The liquor is produced and reabsorbed severally on a daily basis, and this system can be described as being similar to a kitchen sink with a running tap and an opened drain – which allows the water to flow out freely. It is now easy to understand that any obstruction of this ventricular system can cause an “hydraulic failure” and can prevent the liquid from flowing into the ventricular system, so to cause an accumulation which will cause a progressive dilation of the ventricles which would be like swollen balloons.

There are various obstacles that can result in hydrocephalus, in particular, the term “post-hemorrhagic hydrocephalus” was used for the first time in 1967 by two scholars – Murtag and Lehman – which specifically refers to the dilation of the cerebral ventricles that develops as a complication of prematurity.

Who does it affect?

Post-hemorrhagic hydrocephalus is a complication of Intraventricular Hemorrhage (IVH) due to bleeding of the germinative matrix, hemorrhage that progressively affects infants with lower gestational age, that is, more premature infants, particularly those with birth weight lower than 1550gr. For that reason, these babies are mostly at risk of developing IVH, therefore incurring the complication of post-hemorrhagic hydrocephalus. Furthermore, the risk increases as the severity of the bleeding increases, and the blood that pours into the ventricles can form clots that block the communication passage of the ventricular system, or the structures responsible for the reabsorption of the liquor itself. (Very often the mechanism is twofold).

How frequent is it?

This pathology affects approximately 25 to 30% of infants who develop IVH, always reminding that the risk is directly proportional to the extent of the bleeding itself.


The most feared complication is the increase in intracranial pressure and the resulting compression of the brain tissue that surrounds the ventricles (which at this stage still engages in replication and cell migration). To facilitate the task of preventing this rise, it is the known skull elasticity of the newborns which, through sutures and fontanelles (standpipe), manages to adapt to the progressive dilation of the ventricles, but this mechanism has its obvious limitations.

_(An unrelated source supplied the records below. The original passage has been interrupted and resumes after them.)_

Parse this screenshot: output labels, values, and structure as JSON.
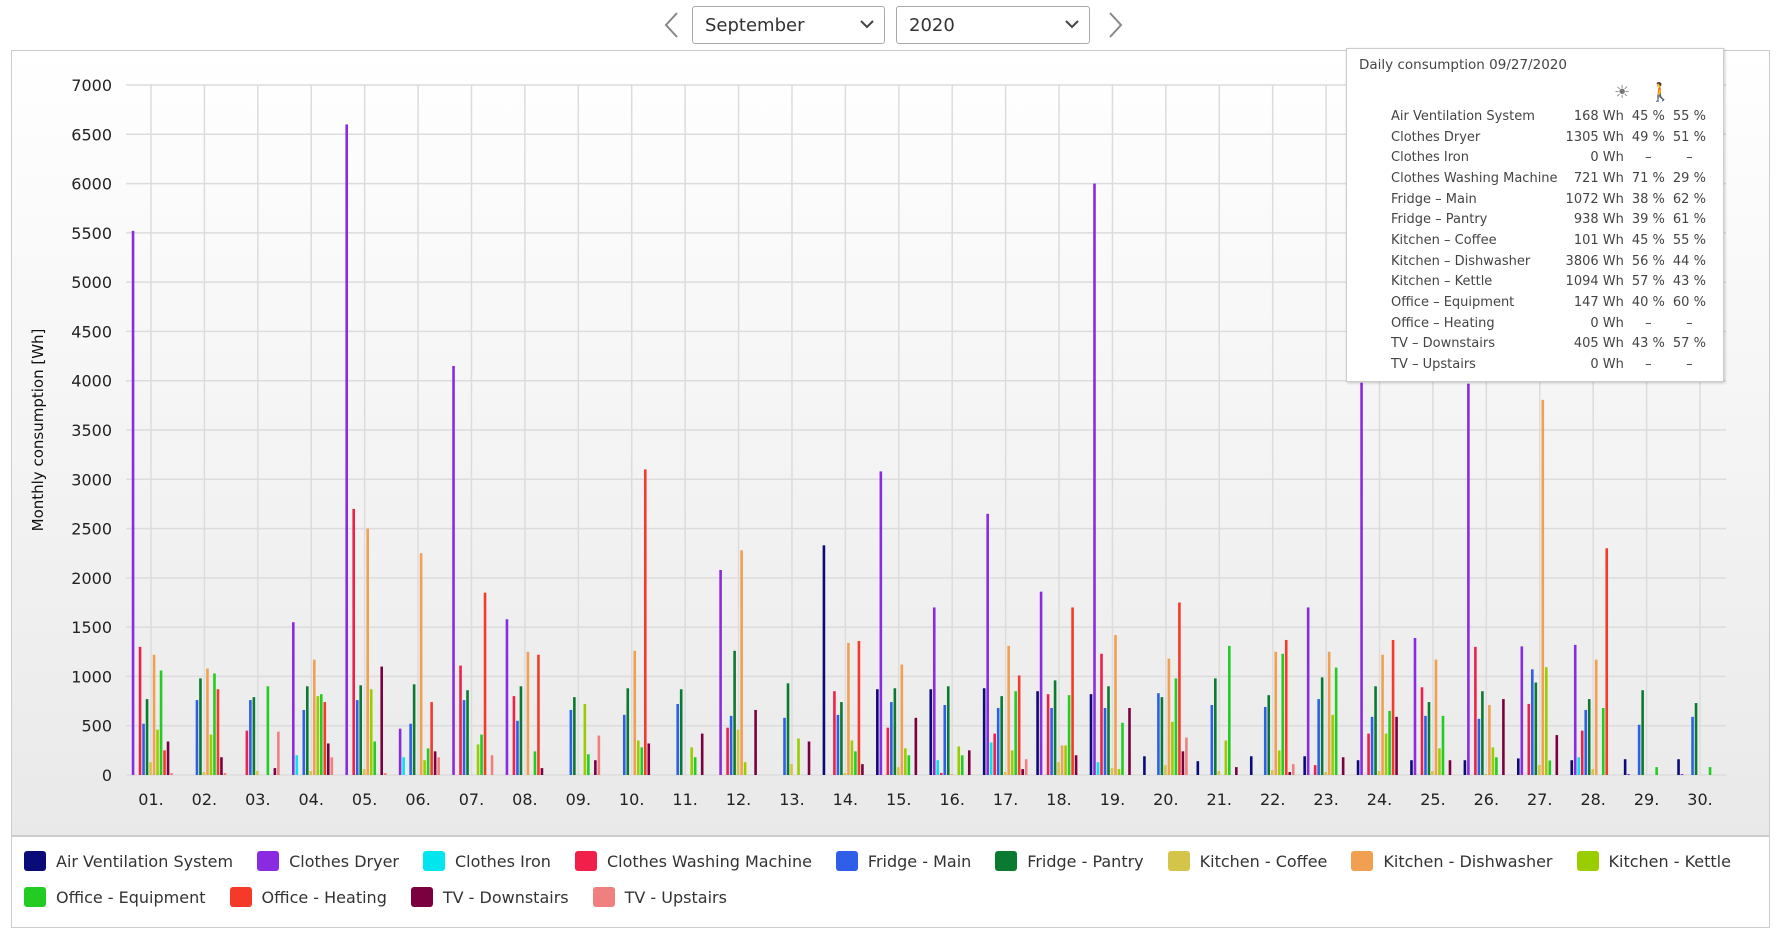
{
  "header": {
    "prev_icon": "chevron-left-icon",
    "next_icon": "chevron-right-icon",
    "month": "September",
    "year": "2020"
  },
  "tooltip": {
    "title": "Daily consumption 09/27/2020",
    "icons": [
      "sun-icon",
      "person-icon"
    ],
    "rows": [
      {
        "name": "Air Ventilation System",
        "value": "168 Wh",
        "p1": "45 %",
        "p2": "55 %"
      },
      {
        "name": "Clothes Dryer",
        "value": "1305 Wh",
        "p1": "49 %",
        "p2": "51 %"
      },
      {
        "name": "Clothes Iron",
        "value": "0 Wh",
        "p1": "–",
        "p2": "–"
      },
      {
        "name": "Clothes Washing Machine",
        "value": "721 Wh",
        "p1": "71 %",
        "p2": "29 %"
      },
      {
        "name": "Fridge – Main",
        "value": "1072 Wh",
        "p1": "38 %",
        "p2": "62 %"
      },
      {
        "name": "Fridge – Pantry",
        "value": "938 Wh",
        "p1": "39 %",
        "p2": "61 %"
      },
      {
        "name": "Kitchen – Coffee",
        "value": "101 Wh",
        "p1": "45 %",
        "p2": "55 %"
      },
      {
        "name": "Kitchen – Dishwasher",
        "value": "3806 Wh",
        "p1": "56 %",
        "p2": "44 %"
      },
      {
        "name": "Kitchen – Kettle",
        "value": "1094 Wh",
        "p1": "57 %",
        "p2": "43 %"
      },
      {
        "name": "Office – Equipment",
        "value": "147 Wh",
        "p1": "40 %",
        "p2": "60 %"
      },
      {
        "name": "Office – Heating",
        "value": "0 Wh",
        "p1": "–",
        "p2": "–"
      },
      {
        "name": "TV – Downstairs",
        "value": "405 Wh",
        "p1": "43 %",
        "p2": "57 %"
      },
      {
        "name": "TV – Upstairs",
        "value": "0 Wh",
        "p1": "–",
        "p2": "–"
      }
    ]
  },
  "chart_data": {
    "type": "bar",
    "ylabel": "Monthly consumption [Wh]",
    "xlabel": "",
    "ylim": [
      0,
      7000
    ],
    "yticks": [
      0,
      500,
      1000,
      1500,
      2000,
      2500,
      3000,
      3500,
      4000,
      4500,
      5000,
      5500,
      6000,
      6500,
      7000
    ],
    "grid": true,
    "legend_placement": "bottom",
    "categories": [
      "01.",
      "02.",
      "03.",
      "04.",
      "05.",
      "06.",
      "07.",
      "08.",
      "09.",
      "10.",
      "11.",
      "12.",
      "13.",
      "14.",
      "15.",
      "16.",
      "17.",
      "18.",
      "19.",
      "20.",
      "21.",
      "22.",
      "23.",
      "24.",
      "25.",
      "26.",
      "27.",
      "28.",
      "29.",
      "30."
    ],
    "series": [
      {
        "name": "Air Ventilation System",
        "color": "#0a0a78",
        "values": [
          0,
          0,
          0,
          0,
          0,
          0,
          0,
          0,
          0,
          0,
          0,
          0,
          0,
          2330,
          870,
          870,
          880,
          850,
          820,
          190,
          140,
          190,
          190,
          150,
          150,
          150,
          168,
          150,
          160,
          160
        ]
      },
      {
        "name": "Clothes Dryer",
        "color": "#8a2be2",
        "values": [
          5520,
          0,
          0,
          1550,
          6600,
          470,
          4150,
          1580,
          0,
          0,
          0,
          2080,
          0,
          0,
          3080,
          1700,
          2650,
          1860,
          6000,
          0,
          0,
          0,
          1700,
          3980,
          1390,
          3970,
          1305,
          1320,
          10,
          10
        ]
      },
      {
        "name": "Clothes Iron",
        "color": "#00e5ee",
        "values": [
          0,
          0,
          0,
          200,
          0,
          180,
          0,
          0,
          0,
          0,
          0,
          0,
          0,
          0,
          0,
          150,
          330,
          0,
          130,
          0,
          0,
          0,
          0,
          0,
          0,
          0,
          0,
          180,
          0,
          0
        ]
      },
      {
        "name": "Clothes Washing Machine",
        "color": "#f0204a",
        "values": [
          1300,
          0,
          450,
          0,
          2700,
          0,
          1110,
          800,
          0,
          0,
          0,
          480,
          0,
          850,
          480,
          20,
          420,
          820,
          1230,
          0,
          0,
          0,
          100,
          420,
          890,
          1300,
          721,
          450,
          0,
          0
        ]
      },
      {
        "name": "Fridge - Main",
        "color": "#2f5fe8",
        "values": [
          520,
          760,
          760,
          660,
          760,
          520,
          760,
          550,
          660,
          610,
          720,
          600,
          580,
          610,
          740,
          710,
          680,
          680,
          680,
          830,
          710,
          690,
          770,
          590,
          600,
          570,
          1072,
          660,
          510,
          590
        ]
      },
      {
        "name": "Fridge - Pantry",
        "color": "#0a7a30",
        "values": [
          770,
          980,
          790,
          900,
          910,
          920,
          860,
          900,
          790,
          880,
          870,
          1260,
          930,
          740,
          880,
          900,
          800,
          960,
          900,
          790,
          980,
          810,
          990,
          900,
          740,
          850,
          938,
          770,
          860,
          730
        ]
      },
      {
        "name": "Kitchen - Coffee",
        "color": "#d4c44a",
        "values": [
          130,
          30,
          40,
          40,
          60,
          0,
          0,
          0,
          0,
          0,
          0,
          460,
          110,
          20,
          80,
          10,
          30,
          130,
          70,
          100,
          40,
          50,
          30,
          40,
          40,
          10,
          101,
          60,
          0,
          0
        ]
      },
      {
        "name": "Kitchen - Dishwasher",
        "color": "#f0a050",
        "values": [
          1220,
          1080,
          0,
          1170,
          2500,
          2250,
          0,
          1250,
          0,
          1260,
          0,
          2280,
          0,
          1340,
          1120,
          0,
          1310,
          300,
          1420,
          1180,
          0,
          1250,
          1250,
          1220,
          1170,
          710,
          3806,
          1170,
          0,
          0
        ]
      },
      {
        "name": "Kitchen - Kettle",
        "color": "#9acd00",
        "values": [
          460,
          410,
          0,
          800,
          870,
          150,
          310,
          0,
          720,
          350,
          280,
          130,
          370,
          350,
          270,
          290,
          250,
          300,
          60,
          540,
          350,
          250,
          610,
          420,
          270,
          280,
          1094,
          0,
          0,
          0
        ]
      },
      {
        "name": "Office - Equipment",
        "color": "#22cc22",
        "values": [
          1060,
          1030,
          900,
          820,
          340,
          270,
          410,
          240,
          210,
          280,
          180,
          0,
          0,
          240,
          200,
          200,
          850,
          810,
          530,
          980,
          1310,
          1230,
          1090,
          650,
          600,
          180,
          147,
          680,
          80,
          80
        ]
      },
      {
        "name": "Office - Heating",
        "color": "#f53a2a",
        "values": [
          250,
          870,
          0,
          740,
          0,
          740,
          1850,
          1220,
          0,
          3100,
          0,
          0,
          0,
          1360,
          0,
          0,
          1010,
          1700,
          0,
          1750,
          0,
          1370,
          0,
          1370,
          0,
          0,
          0,
          2300,
          0,
          0
        ]
      },
      {
        "name": "TV - Downstairs",
        "color": "#7a0040",
        "values": [
          340,
          180,
          70,
          320,
          1100,
          240,
          0,
          70,
          150,
          320,
          420,
          660,
          340,
          110,
          580,
          250,
          60,
          200,
          680,
          240,
          80,
          30,
          180,
          590,
          150,
          770,
          405,
          0,
          0,
          0
        ]
      },
      {
        "name": "TV - Upstairs",
        "color": "#f08080",
        "values": [
          20,
          20,
          440,
          180,
          20,
          180,
          200,
          0,
          400,
          0,
          0,
          0,
          0,
          0,
          0,
          0,
          160,
          0,
          0,
          380,
          0,
          110,
          0,
          0,
          0,
          0,
          0,
          0,
          0,
          0
        ]
      }
    ]
  }
}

How to treat it

Unfortunately, an even minimal expansion of the ventricular system following an intraventricular hemorrhage is a frequent eventuality in the neonatal intensive care. Therefore, all infants that have developed hemorrhage are monitored on alternate days, subjected to a transfontanellar ultrasound, which allows neonatologists to visualize and measure the ventricles, and monitor their possible expansion. As long as some parameters (measured during an ultrasound scan) remain below specific established thresholds, the treatment does not involve any invasive therapy, just a simple watchful waiting. In 15% of cases, however, the hydrocephalus is progressive and it is necessary to preserve the brain tissue by a surgical operation that helps the liquid to flow out in order to deflate the ventricles; this surgery operation is called “external ventricular derivation”.
The timeliness of the therapy is important in order to avoid a rapid and severe expansion of the entire ventricular system. In our hospital, an external derivation technique is always in use to allow our neurosurgeons to avoid, in a good percentage of cases, the positioning of a permanent ventricle-peritoneal derivation; that is a small tube that comes out of the skull, passes under the skin from the neck to inside the abdominal cavity, where remains permanently.

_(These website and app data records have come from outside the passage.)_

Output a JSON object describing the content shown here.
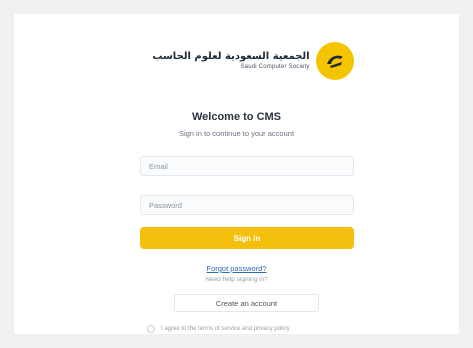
{
  "logo": {
    "arabic_name": "الجمعية السعودية لعلوم الحاسب",
    "english_name": "Saudi Computer Society",
    "icon": "logo-mark-icon",
    "accent": "#f5c400"
  },
  "header": {
    "title": "Welcome to CMS",
    "subtitle": "Sign in to continue to your account"
  },
  "form": {
    "email_placeholder": "Email",
    "password_placeholder": "Password",
    "signin_label": "Sign in",
    "forgot_label": "Forgot password?",
    "help_text": "Need help signing in?",
    "create_label": "Create an account",
    "terms_text": "I agree to the terms of service and privacy policy"
  },
  "colors": {
    "primary": "#f5bf0e",
    "link": "#2b6cb0",
    "background": "#eef0f2"
  }
}
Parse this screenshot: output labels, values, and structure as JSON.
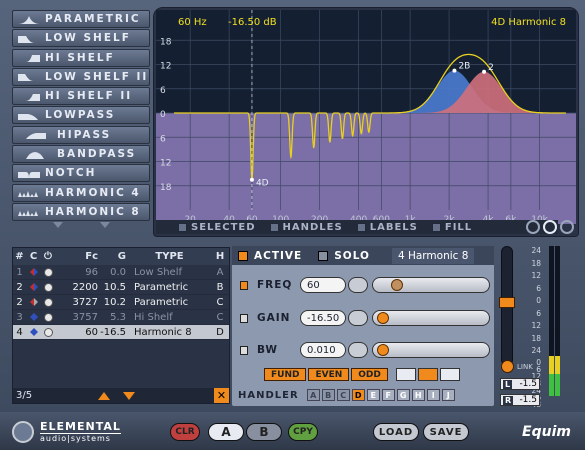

What are the problems that can be involved in the future of the newborn?

As for the IVH and also for the hydrocephalus, every infant reacts in his/her own way, and also in relation to the extent of the expansion and the timing with which the procedure of external derivation was started in cases of need. It is possible that some infants regain the ability to reabsorb the liquid, and therefore their ventricular system returns to normality, otherwise it may happen that they need further surgery that make the liquid deviation final, through a ventricular-peritoneal derivation.